Data provided: Begin

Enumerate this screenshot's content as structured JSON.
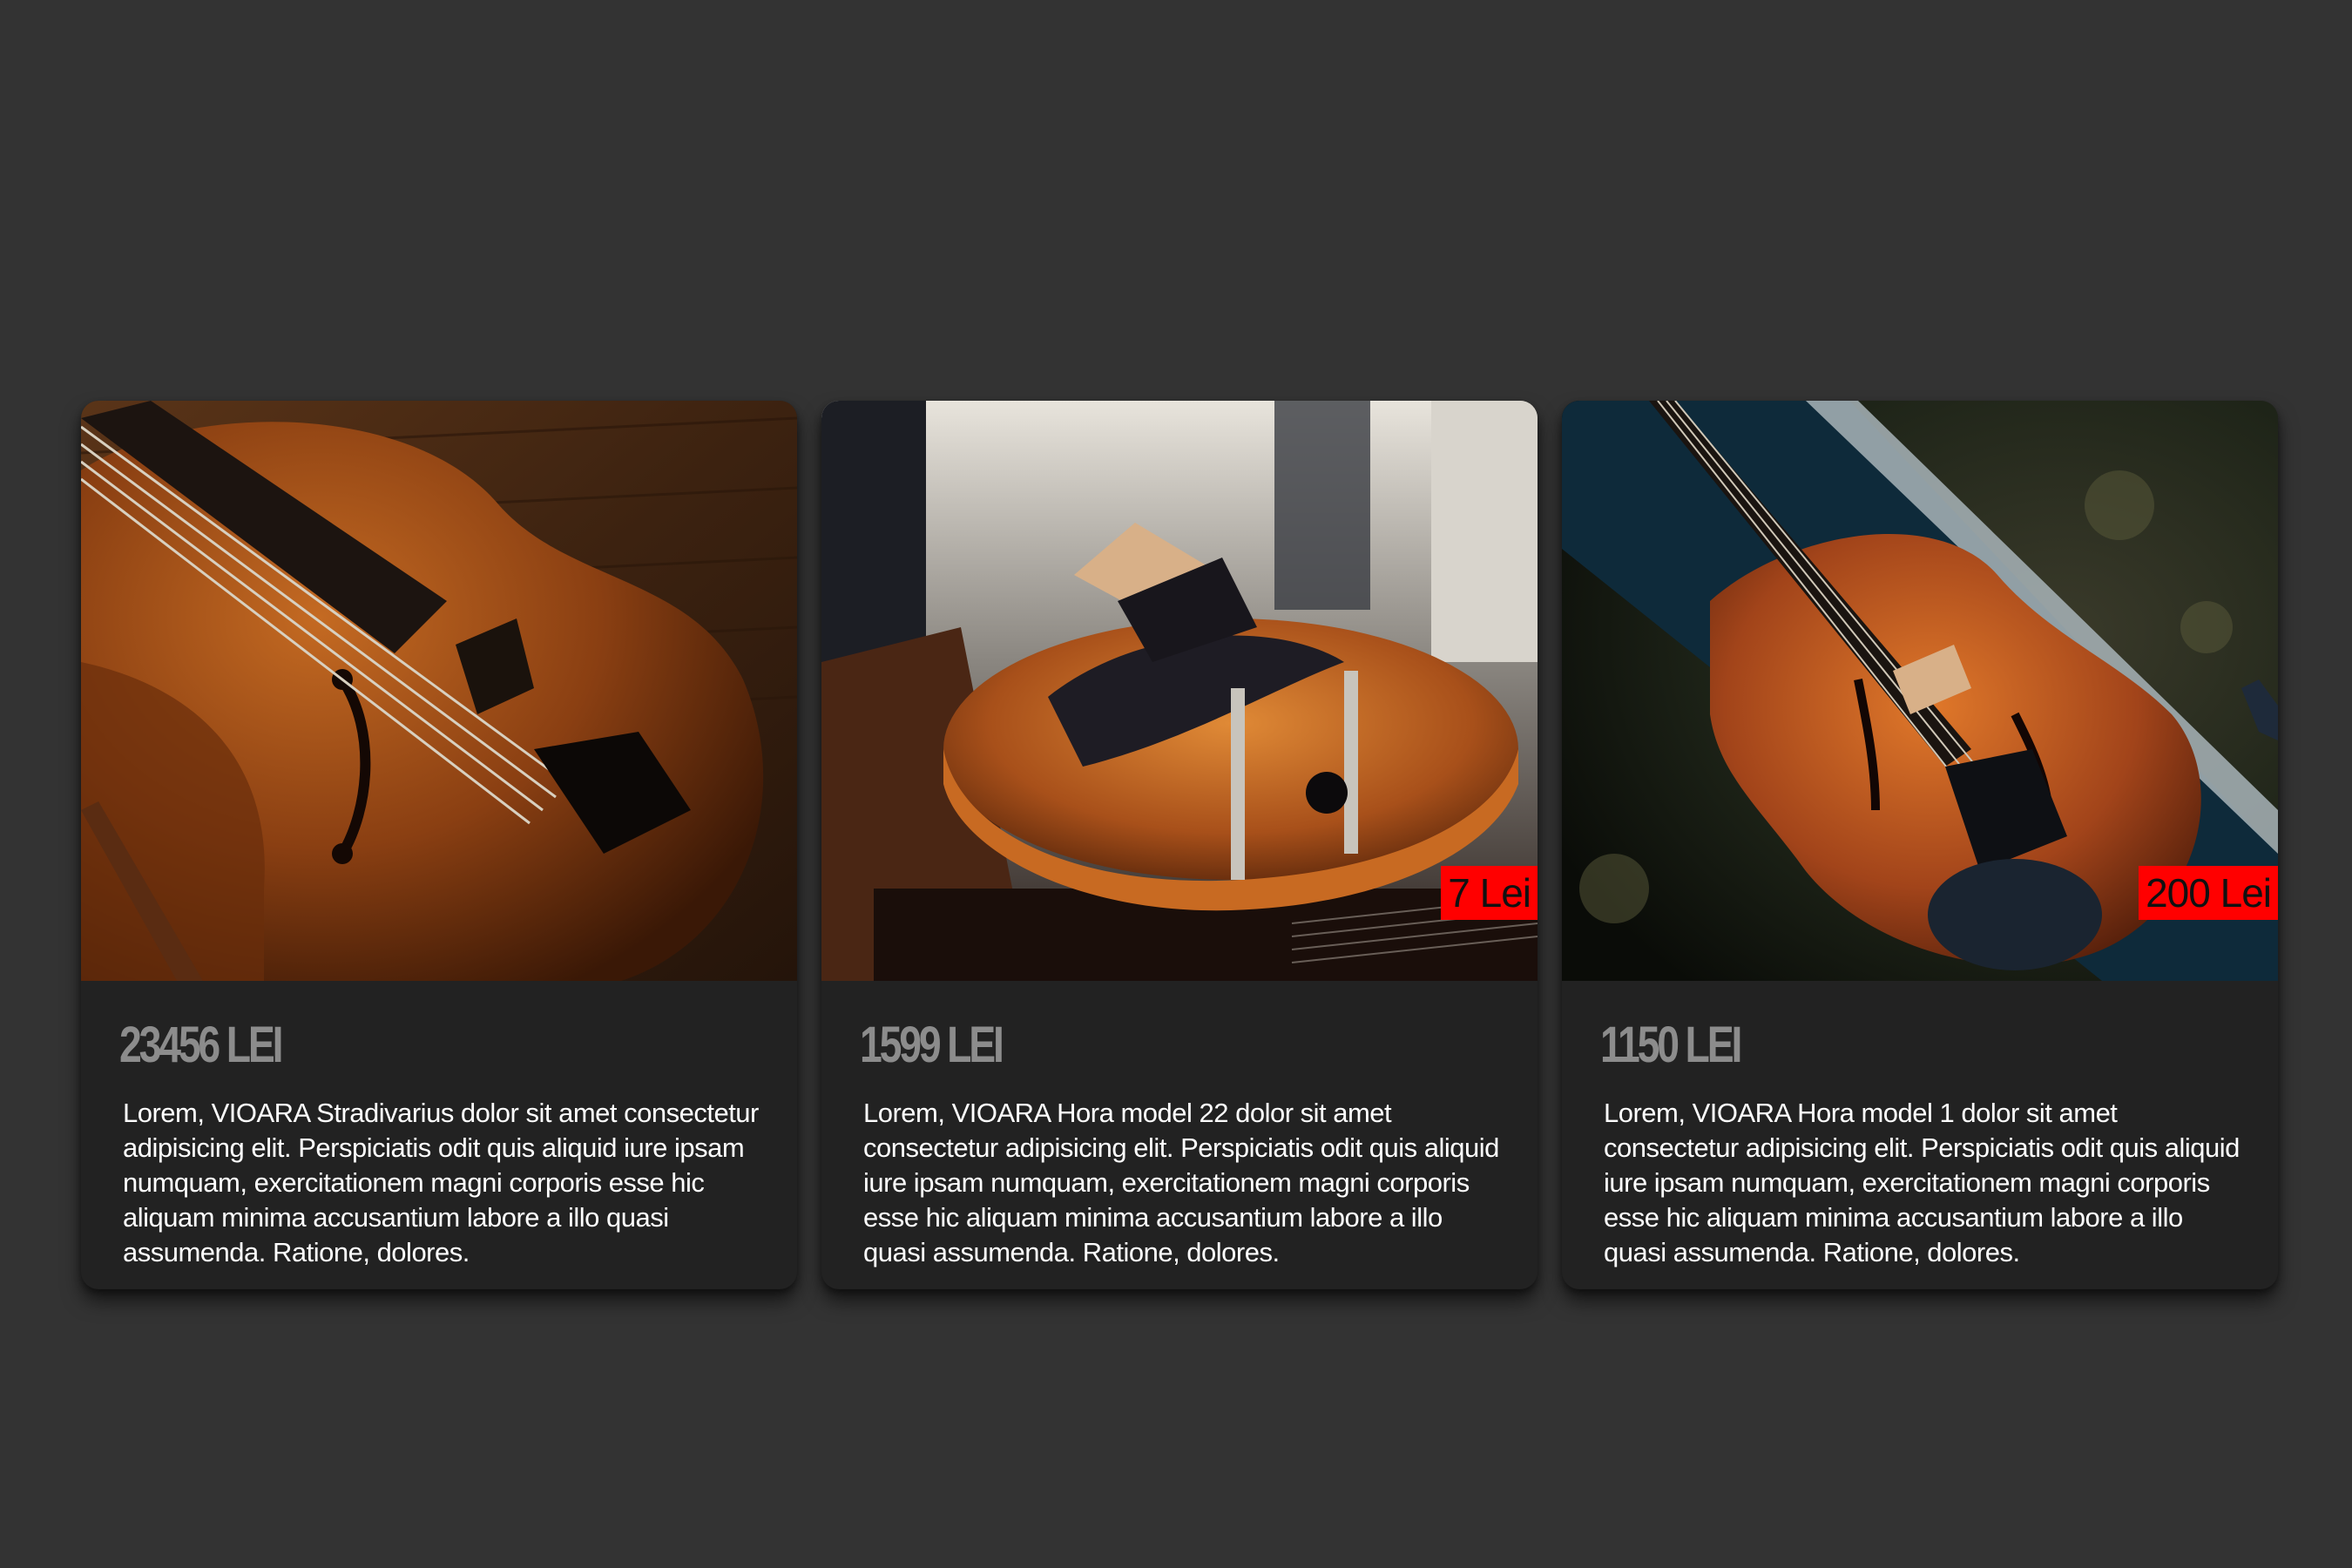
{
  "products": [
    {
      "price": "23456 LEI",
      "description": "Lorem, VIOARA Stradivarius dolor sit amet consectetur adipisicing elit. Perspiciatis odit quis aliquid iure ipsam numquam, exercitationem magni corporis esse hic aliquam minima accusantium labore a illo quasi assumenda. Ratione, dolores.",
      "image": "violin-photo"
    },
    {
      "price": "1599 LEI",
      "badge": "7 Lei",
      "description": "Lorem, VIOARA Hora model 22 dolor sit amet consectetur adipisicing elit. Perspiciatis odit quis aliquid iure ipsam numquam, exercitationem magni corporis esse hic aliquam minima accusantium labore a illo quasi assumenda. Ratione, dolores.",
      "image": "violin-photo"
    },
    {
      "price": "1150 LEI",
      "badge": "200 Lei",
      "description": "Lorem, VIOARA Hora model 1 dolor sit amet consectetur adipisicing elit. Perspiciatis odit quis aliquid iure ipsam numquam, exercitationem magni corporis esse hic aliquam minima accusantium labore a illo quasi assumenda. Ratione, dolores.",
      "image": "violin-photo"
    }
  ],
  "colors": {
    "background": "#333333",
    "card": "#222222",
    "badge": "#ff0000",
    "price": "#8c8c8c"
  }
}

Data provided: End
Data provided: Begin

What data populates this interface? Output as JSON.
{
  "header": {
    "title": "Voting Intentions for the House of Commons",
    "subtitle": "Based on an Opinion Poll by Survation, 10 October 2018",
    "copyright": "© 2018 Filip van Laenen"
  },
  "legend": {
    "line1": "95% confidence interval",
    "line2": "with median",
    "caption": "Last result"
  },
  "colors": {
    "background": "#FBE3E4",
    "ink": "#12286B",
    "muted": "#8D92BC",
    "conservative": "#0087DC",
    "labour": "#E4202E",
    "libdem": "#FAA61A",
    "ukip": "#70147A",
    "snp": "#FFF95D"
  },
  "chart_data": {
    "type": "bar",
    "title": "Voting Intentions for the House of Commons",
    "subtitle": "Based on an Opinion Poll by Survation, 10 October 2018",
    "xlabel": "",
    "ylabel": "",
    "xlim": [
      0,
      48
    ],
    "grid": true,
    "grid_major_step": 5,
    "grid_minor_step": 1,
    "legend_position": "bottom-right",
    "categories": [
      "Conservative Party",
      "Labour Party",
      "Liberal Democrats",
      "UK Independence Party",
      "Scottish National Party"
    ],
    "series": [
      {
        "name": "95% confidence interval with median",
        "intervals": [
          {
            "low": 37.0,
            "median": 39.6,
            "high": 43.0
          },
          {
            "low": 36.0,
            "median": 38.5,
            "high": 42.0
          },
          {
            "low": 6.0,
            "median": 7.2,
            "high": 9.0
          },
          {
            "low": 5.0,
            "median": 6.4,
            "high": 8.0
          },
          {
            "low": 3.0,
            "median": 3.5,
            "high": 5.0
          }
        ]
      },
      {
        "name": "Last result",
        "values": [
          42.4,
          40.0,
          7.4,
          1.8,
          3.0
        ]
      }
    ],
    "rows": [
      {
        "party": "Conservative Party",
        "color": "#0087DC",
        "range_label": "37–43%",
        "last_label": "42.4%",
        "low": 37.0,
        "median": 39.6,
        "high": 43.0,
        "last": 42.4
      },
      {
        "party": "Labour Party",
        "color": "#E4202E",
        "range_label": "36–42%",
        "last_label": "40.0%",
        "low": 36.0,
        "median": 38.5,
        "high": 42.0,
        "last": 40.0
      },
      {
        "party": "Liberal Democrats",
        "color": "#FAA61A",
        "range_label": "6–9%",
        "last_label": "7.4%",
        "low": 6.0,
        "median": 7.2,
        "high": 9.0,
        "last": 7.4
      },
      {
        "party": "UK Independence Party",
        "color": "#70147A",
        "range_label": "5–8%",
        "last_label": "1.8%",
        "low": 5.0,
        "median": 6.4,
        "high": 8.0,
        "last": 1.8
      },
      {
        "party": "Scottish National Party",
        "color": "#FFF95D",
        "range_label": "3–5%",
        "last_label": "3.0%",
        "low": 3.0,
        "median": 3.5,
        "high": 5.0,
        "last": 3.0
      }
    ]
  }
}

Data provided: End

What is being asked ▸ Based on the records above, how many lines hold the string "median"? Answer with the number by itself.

Solved problem ▸ 12